“Jeff hasn’t contacted me since that night,” Tracy said, unable to keep a note of disappointment out of her voice. Jeff must have known she’d been attacked. The British would have told him. Yet he’d made no attempt to visit her at the hospital, or afterwards. That hurt.
“He will,” Greg said. “In the meantime, go back to Neuilly and any other contacts you have here in Paris who might be able to help us. Once the hysteria about the shootings dies down and the media moves on to the next story, my guess is Drexel will be back. I don’t think he’s done here.”
It was a sobering thought.
Now that Cameron was leaving, Tracy could devote herself full-time to the hunt for Hunter Drexel. It wasn’t only about Nick anymore, and what Hunter might be able to tell her about Althea. It was about Sally Faiers too. And Hélène Faubourg, and all the other people who’d lost their lives because they’d somehow gotten in Hunter Drexel’s way.

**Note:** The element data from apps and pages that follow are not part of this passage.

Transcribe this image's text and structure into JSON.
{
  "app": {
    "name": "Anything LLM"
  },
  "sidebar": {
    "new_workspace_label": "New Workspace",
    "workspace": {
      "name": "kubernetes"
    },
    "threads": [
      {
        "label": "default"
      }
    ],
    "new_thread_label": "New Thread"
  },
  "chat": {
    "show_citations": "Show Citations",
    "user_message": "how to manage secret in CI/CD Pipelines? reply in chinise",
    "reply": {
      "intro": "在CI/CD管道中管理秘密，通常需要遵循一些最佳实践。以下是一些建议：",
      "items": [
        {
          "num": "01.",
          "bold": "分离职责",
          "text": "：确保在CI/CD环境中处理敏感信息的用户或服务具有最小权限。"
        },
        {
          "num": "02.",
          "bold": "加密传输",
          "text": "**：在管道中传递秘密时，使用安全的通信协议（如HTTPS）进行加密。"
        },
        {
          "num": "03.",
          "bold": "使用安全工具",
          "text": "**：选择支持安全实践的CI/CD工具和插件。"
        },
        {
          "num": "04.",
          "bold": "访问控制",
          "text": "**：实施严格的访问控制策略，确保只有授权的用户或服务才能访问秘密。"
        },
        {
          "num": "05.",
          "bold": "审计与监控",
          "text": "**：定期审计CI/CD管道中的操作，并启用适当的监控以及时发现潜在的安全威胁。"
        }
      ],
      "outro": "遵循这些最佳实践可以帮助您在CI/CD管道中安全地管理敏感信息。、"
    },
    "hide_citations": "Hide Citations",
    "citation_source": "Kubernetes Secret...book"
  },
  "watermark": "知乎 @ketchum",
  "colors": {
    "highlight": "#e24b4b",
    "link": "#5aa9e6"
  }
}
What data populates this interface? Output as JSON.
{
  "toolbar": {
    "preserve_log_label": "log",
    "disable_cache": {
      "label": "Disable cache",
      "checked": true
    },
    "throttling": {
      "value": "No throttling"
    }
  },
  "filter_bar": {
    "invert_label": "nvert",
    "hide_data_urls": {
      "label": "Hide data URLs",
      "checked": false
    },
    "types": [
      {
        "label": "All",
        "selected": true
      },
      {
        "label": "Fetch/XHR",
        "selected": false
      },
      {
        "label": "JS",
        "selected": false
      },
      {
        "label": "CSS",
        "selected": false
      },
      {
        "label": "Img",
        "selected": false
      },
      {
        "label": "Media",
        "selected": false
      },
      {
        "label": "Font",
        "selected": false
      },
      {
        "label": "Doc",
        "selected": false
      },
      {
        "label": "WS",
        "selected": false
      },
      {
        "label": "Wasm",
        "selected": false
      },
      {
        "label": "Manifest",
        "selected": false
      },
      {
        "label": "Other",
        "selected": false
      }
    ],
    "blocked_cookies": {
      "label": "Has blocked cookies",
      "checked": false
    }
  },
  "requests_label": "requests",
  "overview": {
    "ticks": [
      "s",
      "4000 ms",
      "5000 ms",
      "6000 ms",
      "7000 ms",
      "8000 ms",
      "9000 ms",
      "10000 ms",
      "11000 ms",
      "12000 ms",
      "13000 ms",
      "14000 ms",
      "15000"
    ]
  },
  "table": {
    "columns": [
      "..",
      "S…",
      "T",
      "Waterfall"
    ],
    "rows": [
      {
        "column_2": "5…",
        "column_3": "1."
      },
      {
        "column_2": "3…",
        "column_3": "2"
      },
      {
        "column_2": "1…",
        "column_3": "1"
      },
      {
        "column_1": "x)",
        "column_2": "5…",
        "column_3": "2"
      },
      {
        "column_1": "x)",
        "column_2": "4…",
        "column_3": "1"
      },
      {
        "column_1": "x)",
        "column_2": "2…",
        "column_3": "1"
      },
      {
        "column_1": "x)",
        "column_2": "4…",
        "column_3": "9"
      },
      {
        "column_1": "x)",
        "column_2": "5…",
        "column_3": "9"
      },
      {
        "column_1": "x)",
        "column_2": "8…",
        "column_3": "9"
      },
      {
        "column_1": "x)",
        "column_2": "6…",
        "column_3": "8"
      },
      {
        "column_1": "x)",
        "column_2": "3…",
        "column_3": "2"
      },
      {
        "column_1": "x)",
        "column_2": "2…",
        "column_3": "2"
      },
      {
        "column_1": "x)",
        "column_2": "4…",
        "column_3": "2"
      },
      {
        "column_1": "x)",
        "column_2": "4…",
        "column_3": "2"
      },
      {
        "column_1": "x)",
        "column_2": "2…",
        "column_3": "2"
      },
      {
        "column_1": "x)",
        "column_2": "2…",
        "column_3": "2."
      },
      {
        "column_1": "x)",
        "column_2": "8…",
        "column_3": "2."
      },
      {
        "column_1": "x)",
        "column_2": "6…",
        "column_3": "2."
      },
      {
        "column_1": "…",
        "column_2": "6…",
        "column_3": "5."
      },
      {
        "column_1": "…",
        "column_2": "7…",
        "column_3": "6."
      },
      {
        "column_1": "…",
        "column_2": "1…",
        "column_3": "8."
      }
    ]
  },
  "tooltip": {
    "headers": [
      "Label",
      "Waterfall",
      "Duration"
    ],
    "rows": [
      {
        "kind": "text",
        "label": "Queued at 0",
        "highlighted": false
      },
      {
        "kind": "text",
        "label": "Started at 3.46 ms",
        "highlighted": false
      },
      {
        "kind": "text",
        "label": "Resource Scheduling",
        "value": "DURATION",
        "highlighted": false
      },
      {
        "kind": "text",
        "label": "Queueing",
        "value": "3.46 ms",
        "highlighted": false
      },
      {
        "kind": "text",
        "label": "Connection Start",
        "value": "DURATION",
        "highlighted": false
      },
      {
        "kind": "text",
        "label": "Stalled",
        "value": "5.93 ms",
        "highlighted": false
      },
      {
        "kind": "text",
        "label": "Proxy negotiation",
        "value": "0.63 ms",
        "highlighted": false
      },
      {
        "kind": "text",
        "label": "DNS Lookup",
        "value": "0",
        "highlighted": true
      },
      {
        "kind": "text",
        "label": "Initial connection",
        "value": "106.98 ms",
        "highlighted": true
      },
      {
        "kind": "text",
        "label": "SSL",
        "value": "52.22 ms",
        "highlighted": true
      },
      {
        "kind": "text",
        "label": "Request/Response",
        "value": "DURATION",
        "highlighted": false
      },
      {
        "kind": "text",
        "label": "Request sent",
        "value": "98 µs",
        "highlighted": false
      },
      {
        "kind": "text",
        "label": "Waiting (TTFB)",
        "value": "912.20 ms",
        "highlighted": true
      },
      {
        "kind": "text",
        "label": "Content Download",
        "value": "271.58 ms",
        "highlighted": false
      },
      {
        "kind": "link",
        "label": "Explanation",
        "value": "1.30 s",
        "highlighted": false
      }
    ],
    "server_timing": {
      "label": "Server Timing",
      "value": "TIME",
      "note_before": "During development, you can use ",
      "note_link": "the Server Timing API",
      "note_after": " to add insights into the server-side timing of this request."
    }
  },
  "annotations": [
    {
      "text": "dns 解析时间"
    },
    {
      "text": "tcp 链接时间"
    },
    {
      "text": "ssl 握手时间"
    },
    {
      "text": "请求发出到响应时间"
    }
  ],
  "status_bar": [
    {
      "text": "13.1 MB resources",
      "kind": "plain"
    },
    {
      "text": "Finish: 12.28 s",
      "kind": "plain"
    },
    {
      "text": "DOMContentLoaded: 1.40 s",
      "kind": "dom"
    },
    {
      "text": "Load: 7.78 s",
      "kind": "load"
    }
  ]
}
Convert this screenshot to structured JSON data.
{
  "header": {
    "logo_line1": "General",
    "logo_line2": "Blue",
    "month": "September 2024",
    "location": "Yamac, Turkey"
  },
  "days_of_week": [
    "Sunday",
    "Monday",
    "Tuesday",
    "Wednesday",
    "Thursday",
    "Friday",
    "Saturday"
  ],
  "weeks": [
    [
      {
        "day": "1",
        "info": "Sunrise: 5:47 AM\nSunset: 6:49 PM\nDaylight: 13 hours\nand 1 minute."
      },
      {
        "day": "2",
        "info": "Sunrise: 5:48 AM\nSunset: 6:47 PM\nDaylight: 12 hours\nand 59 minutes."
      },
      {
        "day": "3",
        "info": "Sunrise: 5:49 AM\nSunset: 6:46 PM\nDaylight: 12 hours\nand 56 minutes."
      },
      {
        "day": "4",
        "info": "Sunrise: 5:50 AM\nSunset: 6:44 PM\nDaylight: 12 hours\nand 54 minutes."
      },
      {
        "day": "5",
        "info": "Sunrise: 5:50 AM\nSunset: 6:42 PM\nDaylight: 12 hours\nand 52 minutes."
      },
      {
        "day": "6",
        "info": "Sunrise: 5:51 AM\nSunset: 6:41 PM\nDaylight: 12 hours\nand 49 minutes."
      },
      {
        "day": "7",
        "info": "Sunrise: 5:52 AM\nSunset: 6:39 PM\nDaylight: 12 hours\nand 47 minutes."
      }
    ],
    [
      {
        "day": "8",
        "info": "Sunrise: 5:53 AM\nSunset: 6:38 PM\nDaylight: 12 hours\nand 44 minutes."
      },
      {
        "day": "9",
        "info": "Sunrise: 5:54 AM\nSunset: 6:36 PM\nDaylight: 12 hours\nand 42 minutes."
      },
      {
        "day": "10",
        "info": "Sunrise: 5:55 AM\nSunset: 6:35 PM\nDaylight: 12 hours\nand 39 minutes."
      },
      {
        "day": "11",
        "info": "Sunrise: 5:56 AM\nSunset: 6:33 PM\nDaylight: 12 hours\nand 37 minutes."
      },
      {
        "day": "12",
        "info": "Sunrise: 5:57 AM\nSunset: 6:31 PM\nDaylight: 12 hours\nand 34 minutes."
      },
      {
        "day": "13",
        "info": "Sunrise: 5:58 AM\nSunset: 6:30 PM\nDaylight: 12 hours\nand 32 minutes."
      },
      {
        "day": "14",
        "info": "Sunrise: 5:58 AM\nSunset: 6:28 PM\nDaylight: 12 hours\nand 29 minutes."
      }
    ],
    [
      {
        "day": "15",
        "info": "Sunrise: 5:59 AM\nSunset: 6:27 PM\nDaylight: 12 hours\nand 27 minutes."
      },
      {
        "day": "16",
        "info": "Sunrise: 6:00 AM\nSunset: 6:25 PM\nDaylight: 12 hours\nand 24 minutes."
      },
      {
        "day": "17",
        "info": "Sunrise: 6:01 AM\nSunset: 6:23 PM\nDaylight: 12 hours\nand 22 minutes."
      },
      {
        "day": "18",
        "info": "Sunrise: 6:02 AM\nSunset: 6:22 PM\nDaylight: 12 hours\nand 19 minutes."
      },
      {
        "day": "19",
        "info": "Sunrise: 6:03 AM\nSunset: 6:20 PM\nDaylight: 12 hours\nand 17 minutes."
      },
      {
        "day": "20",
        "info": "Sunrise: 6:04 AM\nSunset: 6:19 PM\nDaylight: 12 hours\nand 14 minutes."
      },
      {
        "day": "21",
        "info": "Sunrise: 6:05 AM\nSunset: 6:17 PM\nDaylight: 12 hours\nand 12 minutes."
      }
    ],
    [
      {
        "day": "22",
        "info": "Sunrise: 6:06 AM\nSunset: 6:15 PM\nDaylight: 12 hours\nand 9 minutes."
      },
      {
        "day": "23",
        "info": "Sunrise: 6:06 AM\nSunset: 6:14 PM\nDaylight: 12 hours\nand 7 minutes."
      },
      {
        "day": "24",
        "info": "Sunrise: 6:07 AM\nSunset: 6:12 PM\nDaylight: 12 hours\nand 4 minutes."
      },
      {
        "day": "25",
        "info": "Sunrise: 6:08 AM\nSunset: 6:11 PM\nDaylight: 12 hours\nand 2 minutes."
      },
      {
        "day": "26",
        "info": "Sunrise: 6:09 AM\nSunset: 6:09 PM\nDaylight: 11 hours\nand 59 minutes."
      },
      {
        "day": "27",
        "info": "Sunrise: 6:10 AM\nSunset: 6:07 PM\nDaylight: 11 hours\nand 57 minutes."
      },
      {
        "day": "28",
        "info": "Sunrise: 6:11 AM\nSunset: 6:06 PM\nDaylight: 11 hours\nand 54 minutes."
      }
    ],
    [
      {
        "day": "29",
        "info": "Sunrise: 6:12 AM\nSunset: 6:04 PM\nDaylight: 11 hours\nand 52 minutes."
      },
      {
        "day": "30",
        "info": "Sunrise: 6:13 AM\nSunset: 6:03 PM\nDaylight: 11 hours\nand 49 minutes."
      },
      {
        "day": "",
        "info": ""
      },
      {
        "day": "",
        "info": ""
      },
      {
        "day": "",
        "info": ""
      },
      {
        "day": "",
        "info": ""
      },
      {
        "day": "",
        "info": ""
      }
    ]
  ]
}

Poor Sally. She loved Hunter the same way I loved Jeff.
The difference was, she trusted him.
Tracy wasn’t about to make the same mistake.
“Promise me you’ll get some rest. You won’t push yourself too hard,” Cameron said, closing the door of the car and leaning out of the window to say his goodbyes.
“I promise,” said Tracy.
Uncrossing her fingers, she walked back into the house and began making calls.
Who do I know in Paris who might have seen Lex Brightman?
Where would a rich, gay, poker-playing New York theater producer hang out?
A FEW HOURS LATER, Tracy stopped by an old friend’s jewelry boutique on the Left Bank.
Not that she thought Hunter would have been one of Guy de Lafayette’s customers. But because Guy was the epicenter of Paris theater—land gossip, and the comings and goings of the left bank’s rich and famous residents.
Tracy described Hunter to Guy.
“He may be going by the name Lex Brightman. Or Harry Graham, or any number of other pseudonyms. It’s vital that I find him.”
Guy said, “That’s funny.”
“Jeff said exactly the same thing to me a few days ago.”
“Yes. He told me the pair of you are working together again. Something ‘top secret.’ ” The old man gave a conspiratorial wink.
“Did he now?” said Tracy. The sneaky little so-and-so. Back in Paris already and not so much as a call.
“Oh, Tracy, darling, do tell me the two of you are back together again,” Guy gushed. “I could die happy if that were the case, I really could.”